A stimuli-responsive self-actuating 3D-printed material capable of performing complex timed functions and simple logical operations in response to multiple stimuli.
Mechanical systems with nonlinear properties are known to be highly sensitive to structural changes, particularly at geometric branch points. Such stimuli-responsive materials are useful for creating active materials with applications in microfluidics, medical devices, and robotics. However, available systems exhibit variable functionality due to high sensitivity to stimuli and low controllability of structural changes. Current technologies require rigid electronics, wires, control systems, or human intervention for proper function, which limits their use in many environments.
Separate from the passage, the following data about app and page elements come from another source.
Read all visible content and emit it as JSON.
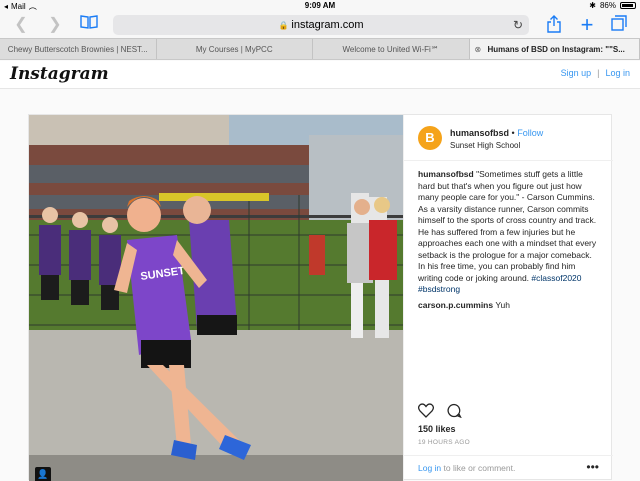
{
  "status": {
    "carrier": "Mail",
    "time": "9:09 AM",
    "battery": "86%"
  },
  "browser": {
    "url": "instagram.com",
    "tabs": [
      {
        "label": "Chewy Butterscotch Brownies | NEST..."
      },
      {
        "label": "My Courses | MyPCC"
      },
      {
        "label": "Welcome to United Wi-Fi℠"
      },
      {
        "label": "Humans of BSD on Instagram: \"\"S..."
      }
    ]
  },
  "header": {
    "logo": "Instagram",
    "signup": "Sign up",
    "separator": "|",
    "login": "Log in"
  },
  "post": {
    "username": "humansofbsd",
    "bullet": "•",
    "follow": "Follow",
    "location": "Sunset High School",
    "caption_user": "humansofbsd",
    "caption_text": " \"Sometimes stuff gets a little hard but that's when you figure out just how many people care for you.\" - Carson Cummins. As a varsity distance runner, Carson commits himself to the sports of cross country and track. He has suffered from a few injuries but he approaches each one with a mindset that every setback is the prologue for a major comeback. In his free time, you can probably find him writing code or joking around. ",
    "hashtag1": "#classof2020",
    "hashtag2": "#bsdstrong",
    "comment_user": "carson.p.cummins",
    "comment_text": " Yuh",
    "likes": "150 likes",
    "time_ago": "19 HOURS AGO",
    "login_link": "Log in",
    "login_rest": " to like or comment.",
    "more": "•••",
    "avatar_letter": "B"
  },
  "colors": {
    "accent": "#3897f0",
    "ios_blue": "#1a7cf5"
  }
}
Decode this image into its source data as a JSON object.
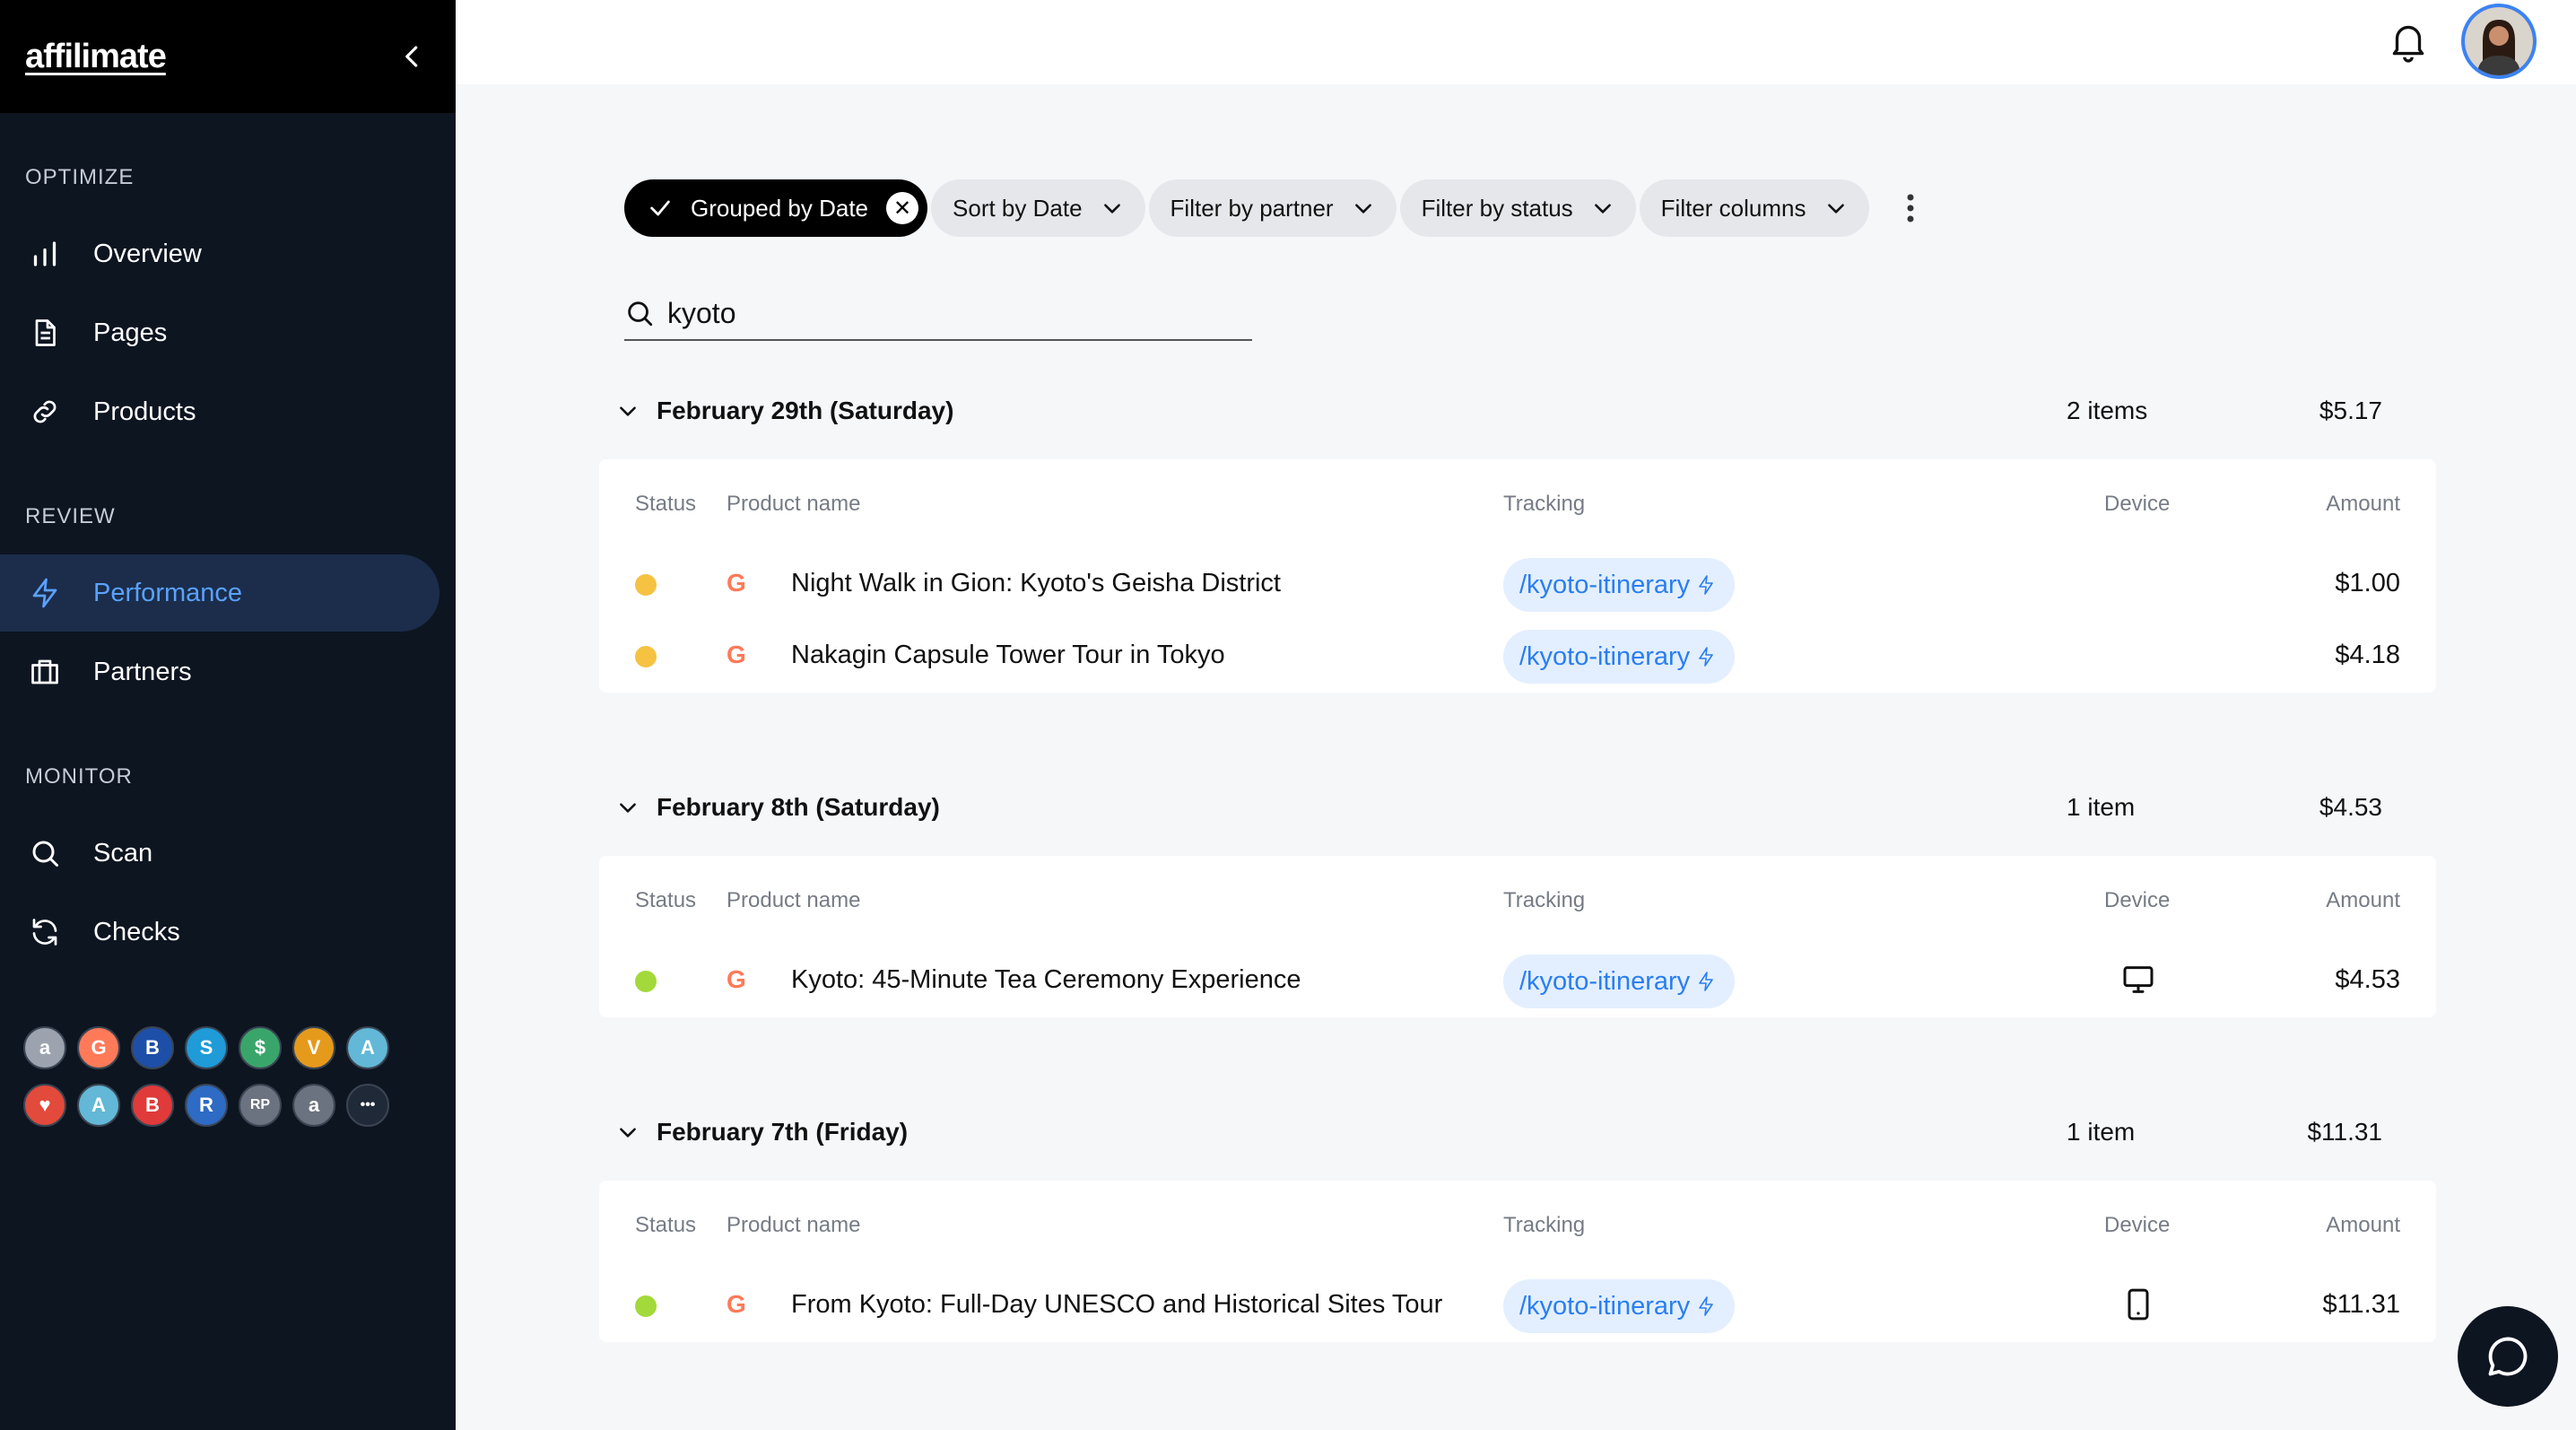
{
  "app": {
    "logo": "affilimate"
  },
  "sidebar": {
    "sections": [
      {
        "label": "OPTIMIZE"
      },
      {
        "label": "REVIEW"
      },
      {
        "label": "MONITOR"
      }
    ],
    "items": [
      {
        "label": "Overview",
        "icon": "bar-chart-icon"
      },
      {
        "label": "Pages",
        "icon": "document-icon"
      },
      {
        "label": "Products",
        "icon": "link-icon"
      },
      {
        "label": "Performance",
        "icon": "lightning-icon",
        "active": true
      },
      {
        "label": "Partners",
        "icon": "briefcase-icon"
      },
      {
        "label": "Scan",
        "icon": "search-icon"
      },
      {
        "label": "Checks",
        "icon": "refresh-icon"
      }
    ],
    "partners": [
      {
        "glyph": "a",
        "color": "#9ca3af",
        "name": "amazon"
      },
      {
        "glyph": "G",
        "color": "#ff7a59",
        "name": "getyourguide"
      },
      {
        "glyph": "B",
        "color": "#1e4fa8",
        "name": "booking"
      },
      {
        "glyph": "S",
        "color": "#1f9bd8",
        "name": "skimlinks"
      },
      {
        "glyph": "$",
        "color": "#3aa56a",
        "name": "shareasale"
      },
      {
        "glyph": "V",
        "color": "#e59a1c",
        "name": "viator"
      },
      {
        "glyph": "A",
        "color": "#62b8d6",
        "name": "awin"
      },
      {
        "glyph": "♥",
        "color": "#e24a3b",
        "name": "partner-8"
      },
      {
        "glyph": "A",
        "color": "#62b8d6",
        "name": "partner-9"
      },
      {
        "glyph": "B",
        "color": "#e03a3a",
        "name": "partner-10"
      },
      {
        "glyph": "R",
        "color": "#2d6bc4",
        "name": "partner-11"
      },
      {
        "glyph": "RP",
        "color": "#6b7280",
        "name": "partner-12"
      },
      {
        "glyph": "a",
        "color": "#6b7280",
        "name": "partner-13"
      },
      {
        "glyph": "•••",
        "color": "#1f2937",
        "name": "more"
      }
    ]
  },
  "filters": {
    "grouped": "Grouped by Date",
    "sort": "Sort by Date",
    "partner": "Filter by partner",
    "status": "Filter by status",
    "columns": "Filter columns"
  },
  "search": {
    "value": "kyoto"
  },
  "table_headers": {
    "status": "Status",
    "product": "Product name",
    "tracking": "Tracking",
    "device": "Device",
    "amount": "Amount"
  },
  "groups": [
    {
      "title": "February 29th (Saturday)",
      "count": "2 items",
      "total": "$5.17",
      "rows": [
        {
          "status": "#f5c242",
          "product": "Night Walk in Gion: Kyoto's Geisha District",
          "tracking": "/kyoto-itinerary",
          "device": "",
          "amount": "$1.00"
        },
        {
          "status": "#f5c242",
          "product": "Nakagin Capsule Tower Tour in Tokyo",
          "tracking": "/kyoto-itinerary",
          "device": "",
          "amount": "$4.18"
        }
      ]
    },
    {
      "title": "February 8th (Saturday)",
      "count": "1 item",
      "total": "$4.53",
      "rows": [
        {
          "status": "#a3d93a",
          "product": "Kyoto: 45-Minute Tea Ceremony Experience",
          "tracking": "/kyoto-itinerary",
          "device": "desktop-icon",
          "amount": "$4.53"
        }
      ]
    },
    {
      "title": "February 7th (Friday)",
      "count": "1 item",
      "total": "$11.31",
      "rows": [
        {
          "status": "#a3d93a",
          "product": "From Kyoto: Full-Day UNESCO and Historical Sites Tour",
          "tracking": "/kyoto-itinerary",
          "device": "mobile-icon",
          "amount": "$11.31"
        }
      ]
    }
  ]
}
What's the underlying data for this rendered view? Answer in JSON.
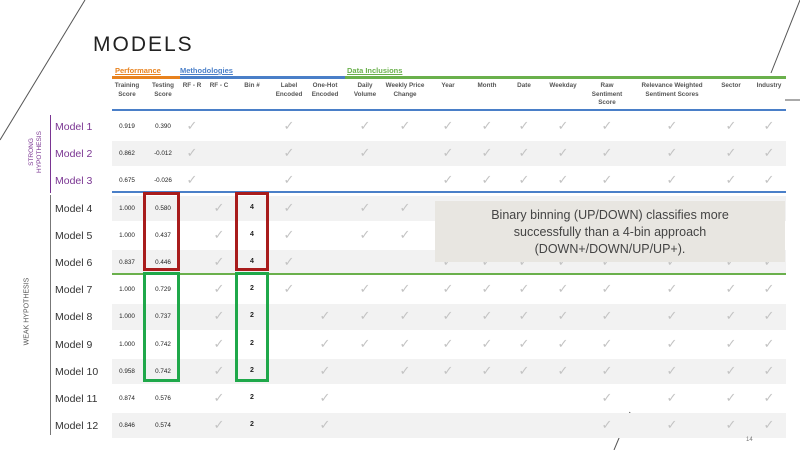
{
  "slide": {
    "title": "MODELS",
    "page_number": "14"
  },
  "groups": [
    {
      "label": "Performance",
      "color": "#e8821e"
    },
    {
      "label": "Methodologies",
      "color": "#4a7fc8"
    },
    {
      "label": "Data Inclusions",
      "color": "#6ab04c"
    }
  ],
  "columns": [
    "Training\nScore",
    "Testing\nScore",
    "RF - R",
    "RF - C",
    "Bin #",
    "Label\nEncoded",
    "One-Hot\nEncoded",
    "Daily\nVolume",
    "Weekly Price\nChange",
    "Year",
    "Month",
    "Date",
    "Weekday",
    "Raw Sentiment\nScore",
    "Relevance Weighted\nSentiment Scores",
    "Sector",
    "Industry"
  ],
  "hypotheses": {
    "strong": {
      "label": "STRONG\nHYPOTHESIS",
      "color": "#7a3592"
    },
    "weak": {
      "label": "WEAK HYPOTHESIS",
      "color": "#555555"
    }
  },
  "rows": [
    {
      "name": "Model 1",
      "train": "0.919",
      "test": "0.390",
      "bin": "",
      "checks": [
        1,
        0,
        0,
        1,
        0,
        1,
        1,
        1,
        1,
        1,
        1,
        1,
        1,
        1,
        1
      ],
      "strong": true
    },
    {
      "name": "Model 2",
      "train": "0.862",
      "test": "-0.012",
      "bin": "",
      "checks": [
        1,
        0,
        0,
        1,
        0,
        1,
        0,
        1,
        1,
        1,
        1,
        1,
        1,
        1,
        1
      ],
      "strong": true
    },
    {
      "name": "Model 3",
      "train": "0.675",
      "test": "-0.026",
      "bin": "",
      "checks": [
        1,
        0,
        0,
        1,
        0,
        0,
        0,
        1,
        1,
        1,
        1,
        1,
        1,
        1,
        1
      ],
      "strong": true
    },
    {
      "name": "Model 4",
      "train": "1.000",
      "test": "0.580",
      "bin": "4",
      "checks": [
        0,
        1,
        0,
        1,
        0,
        1,
        1,
        1,
        1,
        1,
        1,
        1,
        1,
        1,
        1
      ],
      "strong": false
    },
    {
      "name": "Model 5",
      "train": "1.000",
      "test": "0.437",
      "bin": "4",
      "checks": [
        0,
        1,
        0,
        1,
        0,
        1,
        1,
        1,
        1,
        1,
        1,
        1,
        1,
        1,
        1
      ],
      "strong": false
    },
    {
      "name": "Model 6",
      "train": "0.837",
      "test": "0.446",
      "bin": "4",
      "checks": [
        0,
        1,
        0,
        1,
        0,
        0,
        0,
        1,
        1,
        1,
        1,
        1,
        1,
        1,
        1
      ],
      "strong": false
    },
    {
      "name": "Model 7",
      "train": "1.000",
      "test": "0.729",
      "bin": "2",
      "checks": [
        0,
        1,
        0,
        1,
        0,
        1,
        1,
        1,
        1,
        1,
        1,
        1,
        1,
        1,
        1
      ],
      "strong": false
    },
    {
      "name": "Model 8",
      "train": "1.000",
      "test": "0.737",
      "bin": "2",
      "checks": [
        0,
        1,
        0,
        0,
        1,
        1,
        1,
        1,
        1,
        1,
        1,
        1,
        1,
        1,
        1
      ],
      "strong": false
    },
    {
      "name": "Model 9",
      "train": "1.000",
      "test": "0.742",
      "bin": "2",
      "checks": [
        0,
        1,
        0,
        0,
        1,
        1,
        1,
        1,
        1,
        1,
        1,
        1,
        1,
        1,
        1
      ],
      "strong": false
    },
    {
      "name": "Model 10",
      "train": "0.958",
      "test": "0.742",
      "bin": "2",
      "checks": [
        0,
        1,
        0,
        0,
        1,
        0,
        1,
        1,
        1,
        1,
        1,
        1,
        1,
        1,
        1
      ],
      "strong": false
    },
    {
      "name": "Model 11",
      "train": "0.874",
      "test": "0.576",
      "bin": "2",
      "checks": [
        0,
        1,
        0,
        0,
        1,
        0,
        0,
        0,
        0,
        0,
        0,
        1,
        1,
        1,
        1
      ],
      "strong": false
    },
    {
      "name": "Model 12",
      "train": "0.846",
      "test": "0.574",
      "bin": "2",
      "checks": [
        0,
        1,
        0,
        0,
        1,
        0,
        0,
        0,
        0,
        0,
        0,
        1,
        1,
        1,
        1
      ],
      "strong": false
    }
  ],
  "callout": {
    "line1": "Binary binning (UP/DOWN) classifies more",
    "line2": "successfully than a 4-bin approach",
    "line3": "(DOWN+/DOWN/UP/UP+)."
  },
  "colors": {
    "red_box": "#a81c1c",
    "green_box": "#1fa84a",
    "row_shade": "#f2f2f2"
  }
}
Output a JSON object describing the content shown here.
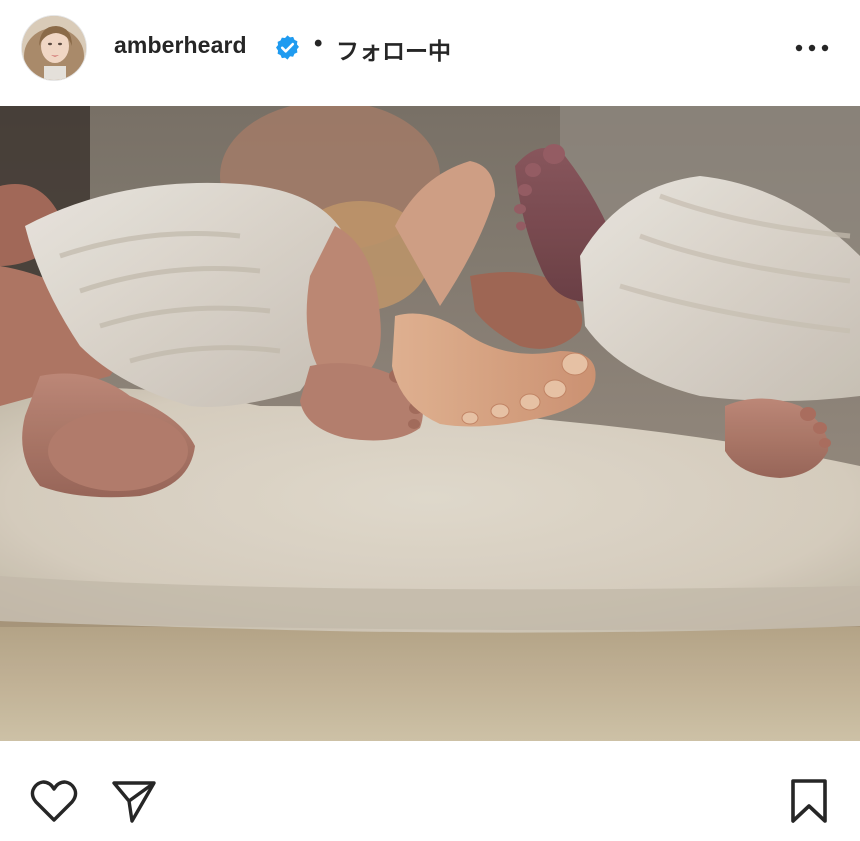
{
  "post": {
    "author": {
      "username": "amberheard",
      "verified": true,
      "separator": "•",
      "follow_status": "フォロー中",
      "avatar_icon": "profile-avatar"
    },
    "header_actions": {
      "more_icon": "more-horizontal-icon"
    },
    "photo": {
      "subject_icon": "post-photo"
    },
    "actions": {
      "like_icon": "heart-icon",
      "share_icon": "send-icon",
      "save_icon": "bookmark-icon"
    },
    "colors": {
      "text": "#262626",
      "verified_badge": "#1f9bf0",
      "background": "#ffffff"
    }
  }
}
The technology is a stimuli-responsive anisotropic composite material that autonomously and reversibly changes structure upon contact with a defined trigger. The actuation is driven by the release of internal stresses accumulated due to the response of the anisotropic material to the external stimuli. The functionality of the material is coupled with Finite Element Analysis calculations to determine the optimal geometry for desired functions. The result is a self-powered device capable of performing simple logical operations and precisely timed resettable movements and is scalable from microscopic to building-size scales.
- Combined structural and functional control over the material
- The structure-material combination is a sensor, actuator, and device all in one
- No need for external power or control systems
- Autonomously and reversibly changes structure
- Optimizable geometry for particular tasks.
- Self-powered remote single-task devices
- Biomedical devices, particularly for drug delivery
- Soft robotics
- Deployable structures